%%

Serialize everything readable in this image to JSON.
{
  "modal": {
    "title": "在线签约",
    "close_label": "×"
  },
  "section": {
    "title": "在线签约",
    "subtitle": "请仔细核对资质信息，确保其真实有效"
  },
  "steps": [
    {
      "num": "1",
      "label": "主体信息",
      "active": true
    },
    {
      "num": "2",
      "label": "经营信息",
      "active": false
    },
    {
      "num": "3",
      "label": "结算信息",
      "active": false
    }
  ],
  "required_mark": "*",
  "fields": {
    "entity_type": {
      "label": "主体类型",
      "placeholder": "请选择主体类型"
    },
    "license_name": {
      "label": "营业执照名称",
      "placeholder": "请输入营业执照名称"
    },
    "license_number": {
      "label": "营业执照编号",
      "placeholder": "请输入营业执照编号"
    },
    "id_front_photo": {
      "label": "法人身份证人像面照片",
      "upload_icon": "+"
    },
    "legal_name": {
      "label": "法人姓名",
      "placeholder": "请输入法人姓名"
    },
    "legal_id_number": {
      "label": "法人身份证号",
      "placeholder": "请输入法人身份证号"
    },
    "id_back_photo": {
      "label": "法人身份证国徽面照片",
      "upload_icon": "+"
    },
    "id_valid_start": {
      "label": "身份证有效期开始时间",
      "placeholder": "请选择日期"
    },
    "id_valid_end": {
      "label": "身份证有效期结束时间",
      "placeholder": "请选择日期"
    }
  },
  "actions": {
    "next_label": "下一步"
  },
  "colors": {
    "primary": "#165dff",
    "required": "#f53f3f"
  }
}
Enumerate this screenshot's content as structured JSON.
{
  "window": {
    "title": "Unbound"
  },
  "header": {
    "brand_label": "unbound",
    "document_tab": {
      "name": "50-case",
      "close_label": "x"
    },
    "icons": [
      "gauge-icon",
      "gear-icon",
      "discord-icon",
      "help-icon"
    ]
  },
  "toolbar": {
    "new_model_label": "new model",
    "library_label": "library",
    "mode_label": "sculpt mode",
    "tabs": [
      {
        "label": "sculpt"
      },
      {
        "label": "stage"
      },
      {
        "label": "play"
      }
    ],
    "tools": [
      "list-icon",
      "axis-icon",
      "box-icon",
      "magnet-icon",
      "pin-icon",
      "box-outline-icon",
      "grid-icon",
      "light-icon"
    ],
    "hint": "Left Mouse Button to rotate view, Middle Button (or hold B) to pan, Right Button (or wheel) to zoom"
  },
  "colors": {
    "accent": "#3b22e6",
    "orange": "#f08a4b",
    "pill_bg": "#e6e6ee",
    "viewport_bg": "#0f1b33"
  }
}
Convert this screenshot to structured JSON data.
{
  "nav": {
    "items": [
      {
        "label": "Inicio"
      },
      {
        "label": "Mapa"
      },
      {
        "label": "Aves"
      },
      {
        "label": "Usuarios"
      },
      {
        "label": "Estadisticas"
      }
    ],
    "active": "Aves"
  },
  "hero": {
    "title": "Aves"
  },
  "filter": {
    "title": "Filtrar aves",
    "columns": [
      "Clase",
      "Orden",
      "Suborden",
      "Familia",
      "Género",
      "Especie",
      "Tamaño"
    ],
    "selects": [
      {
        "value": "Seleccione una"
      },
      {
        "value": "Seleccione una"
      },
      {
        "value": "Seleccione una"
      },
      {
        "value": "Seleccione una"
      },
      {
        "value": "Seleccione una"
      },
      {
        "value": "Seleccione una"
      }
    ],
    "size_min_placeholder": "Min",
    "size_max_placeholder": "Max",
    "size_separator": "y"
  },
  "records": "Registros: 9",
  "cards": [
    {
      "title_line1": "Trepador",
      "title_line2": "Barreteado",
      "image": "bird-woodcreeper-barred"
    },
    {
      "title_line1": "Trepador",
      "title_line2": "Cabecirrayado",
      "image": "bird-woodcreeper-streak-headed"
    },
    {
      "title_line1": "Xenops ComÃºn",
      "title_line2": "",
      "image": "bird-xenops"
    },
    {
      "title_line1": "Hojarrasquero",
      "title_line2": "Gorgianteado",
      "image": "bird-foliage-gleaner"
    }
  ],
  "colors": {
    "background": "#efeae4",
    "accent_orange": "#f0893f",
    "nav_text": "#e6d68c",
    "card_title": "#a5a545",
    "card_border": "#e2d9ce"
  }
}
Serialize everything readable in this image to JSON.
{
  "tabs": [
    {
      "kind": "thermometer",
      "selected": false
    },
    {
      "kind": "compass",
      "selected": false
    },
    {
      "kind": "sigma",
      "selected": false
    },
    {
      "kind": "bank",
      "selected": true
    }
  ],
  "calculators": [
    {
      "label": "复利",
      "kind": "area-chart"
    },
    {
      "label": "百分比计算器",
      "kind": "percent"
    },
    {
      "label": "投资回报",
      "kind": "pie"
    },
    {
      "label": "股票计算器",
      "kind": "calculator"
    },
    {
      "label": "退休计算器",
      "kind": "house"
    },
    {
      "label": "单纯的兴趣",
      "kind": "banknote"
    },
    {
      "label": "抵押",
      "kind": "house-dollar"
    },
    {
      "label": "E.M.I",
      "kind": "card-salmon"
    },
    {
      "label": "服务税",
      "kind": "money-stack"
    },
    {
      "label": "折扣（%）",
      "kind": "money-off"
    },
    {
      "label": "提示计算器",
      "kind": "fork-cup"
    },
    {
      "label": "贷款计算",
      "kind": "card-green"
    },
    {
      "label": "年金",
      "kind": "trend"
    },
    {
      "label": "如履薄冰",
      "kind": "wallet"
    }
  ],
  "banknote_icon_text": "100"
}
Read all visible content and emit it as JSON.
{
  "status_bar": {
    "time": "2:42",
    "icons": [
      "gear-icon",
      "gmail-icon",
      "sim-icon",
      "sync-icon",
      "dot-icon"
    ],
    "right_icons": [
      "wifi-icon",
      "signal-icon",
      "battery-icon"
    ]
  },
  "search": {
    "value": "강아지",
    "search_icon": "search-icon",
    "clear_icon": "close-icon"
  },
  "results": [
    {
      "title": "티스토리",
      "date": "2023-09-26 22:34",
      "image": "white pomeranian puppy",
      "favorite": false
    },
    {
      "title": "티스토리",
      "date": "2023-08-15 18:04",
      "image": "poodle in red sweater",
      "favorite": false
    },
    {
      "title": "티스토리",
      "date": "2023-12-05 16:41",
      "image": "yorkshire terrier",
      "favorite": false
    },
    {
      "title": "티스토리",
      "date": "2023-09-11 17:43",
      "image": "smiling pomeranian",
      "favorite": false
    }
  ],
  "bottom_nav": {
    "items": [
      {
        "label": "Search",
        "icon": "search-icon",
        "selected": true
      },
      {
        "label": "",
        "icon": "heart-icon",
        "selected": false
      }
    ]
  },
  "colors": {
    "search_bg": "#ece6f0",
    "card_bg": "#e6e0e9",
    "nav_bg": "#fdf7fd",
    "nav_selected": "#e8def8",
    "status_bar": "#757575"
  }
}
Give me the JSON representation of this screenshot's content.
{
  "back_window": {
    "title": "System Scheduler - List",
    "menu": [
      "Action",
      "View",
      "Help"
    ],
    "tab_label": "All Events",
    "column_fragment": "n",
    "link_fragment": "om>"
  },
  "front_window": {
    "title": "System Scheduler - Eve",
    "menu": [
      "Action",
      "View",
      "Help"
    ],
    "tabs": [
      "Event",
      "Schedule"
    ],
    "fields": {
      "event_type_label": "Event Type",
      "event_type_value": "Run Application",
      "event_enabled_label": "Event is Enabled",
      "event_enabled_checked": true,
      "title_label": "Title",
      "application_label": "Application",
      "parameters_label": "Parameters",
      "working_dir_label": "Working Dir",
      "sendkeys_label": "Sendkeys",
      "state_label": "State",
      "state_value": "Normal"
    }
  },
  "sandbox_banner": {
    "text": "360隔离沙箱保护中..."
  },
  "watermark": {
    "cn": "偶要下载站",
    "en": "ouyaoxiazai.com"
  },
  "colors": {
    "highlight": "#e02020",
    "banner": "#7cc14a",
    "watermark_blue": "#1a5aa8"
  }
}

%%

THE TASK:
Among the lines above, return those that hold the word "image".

ANSWER:
Serialize everything readable in this image to JSON.
      "image": "bird-woodcreeper-barred"
      "image": "bird-woodcreeper-streak-headed"
      "image": "bird-xenops"
      "image": "bird-foliage-gleaner"
Serialize everything readable in this image to JSON.
      "image": "white pomeranian puppy",
      "image": "poodle in red sweater",
      "image": "yorkshire terrier",
      "image": "smiling pomeranian",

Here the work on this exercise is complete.